**What you have to do**
Return, from the material below, each line in which "diamond" occurs.

**Data to use**

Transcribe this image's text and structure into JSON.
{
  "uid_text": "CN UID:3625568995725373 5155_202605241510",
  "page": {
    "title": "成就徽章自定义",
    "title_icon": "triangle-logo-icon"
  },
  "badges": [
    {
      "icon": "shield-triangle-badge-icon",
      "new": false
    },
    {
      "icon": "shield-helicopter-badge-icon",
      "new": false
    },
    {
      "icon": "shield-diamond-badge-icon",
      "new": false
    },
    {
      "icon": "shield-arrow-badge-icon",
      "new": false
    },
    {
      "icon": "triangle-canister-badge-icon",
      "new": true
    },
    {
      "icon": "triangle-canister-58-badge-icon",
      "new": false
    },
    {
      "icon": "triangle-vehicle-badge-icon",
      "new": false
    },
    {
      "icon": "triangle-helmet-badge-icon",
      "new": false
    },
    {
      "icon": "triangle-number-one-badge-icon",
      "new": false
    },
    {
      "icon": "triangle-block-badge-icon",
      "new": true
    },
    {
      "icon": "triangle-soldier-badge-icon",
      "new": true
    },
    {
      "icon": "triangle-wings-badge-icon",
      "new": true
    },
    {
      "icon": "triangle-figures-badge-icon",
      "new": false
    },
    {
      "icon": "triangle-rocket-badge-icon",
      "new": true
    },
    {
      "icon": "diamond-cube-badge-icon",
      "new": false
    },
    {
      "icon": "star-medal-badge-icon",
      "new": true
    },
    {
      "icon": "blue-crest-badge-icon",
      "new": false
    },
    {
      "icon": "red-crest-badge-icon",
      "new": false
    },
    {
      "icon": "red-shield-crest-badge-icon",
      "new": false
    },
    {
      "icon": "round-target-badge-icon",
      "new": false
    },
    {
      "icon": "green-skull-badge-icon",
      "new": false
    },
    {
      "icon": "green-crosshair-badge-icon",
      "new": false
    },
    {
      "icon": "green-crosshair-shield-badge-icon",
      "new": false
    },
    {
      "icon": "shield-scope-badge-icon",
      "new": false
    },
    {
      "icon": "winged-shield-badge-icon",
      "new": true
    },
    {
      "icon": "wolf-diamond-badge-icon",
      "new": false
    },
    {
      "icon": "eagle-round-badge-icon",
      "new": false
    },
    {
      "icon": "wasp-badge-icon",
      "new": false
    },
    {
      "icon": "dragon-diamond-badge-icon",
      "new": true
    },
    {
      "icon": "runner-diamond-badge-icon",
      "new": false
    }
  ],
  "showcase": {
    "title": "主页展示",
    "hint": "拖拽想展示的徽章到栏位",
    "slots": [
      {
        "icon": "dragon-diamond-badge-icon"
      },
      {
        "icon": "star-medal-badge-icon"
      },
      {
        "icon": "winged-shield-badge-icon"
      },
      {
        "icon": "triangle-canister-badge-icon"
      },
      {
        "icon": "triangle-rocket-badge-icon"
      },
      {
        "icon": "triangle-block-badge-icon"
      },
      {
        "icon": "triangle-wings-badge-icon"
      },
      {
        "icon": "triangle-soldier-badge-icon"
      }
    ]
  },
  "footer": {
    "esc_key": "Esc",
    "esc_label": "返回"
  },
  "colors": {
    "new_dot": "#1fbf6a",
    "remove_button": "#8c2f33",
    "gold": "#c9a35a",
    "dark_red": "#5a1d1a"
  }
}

**Response below**
      "icon": "shield-diamond-badge-icon",
      "icon": "diamond-cube-badge-icon",
      "icon": "wolf-diamond-badge-icon",
      "icon": "dragon-diamond-badge-icon",
      "icon": "runner-diamond-badge-icon",
        "icon": "dragon-diamond-badge-icon"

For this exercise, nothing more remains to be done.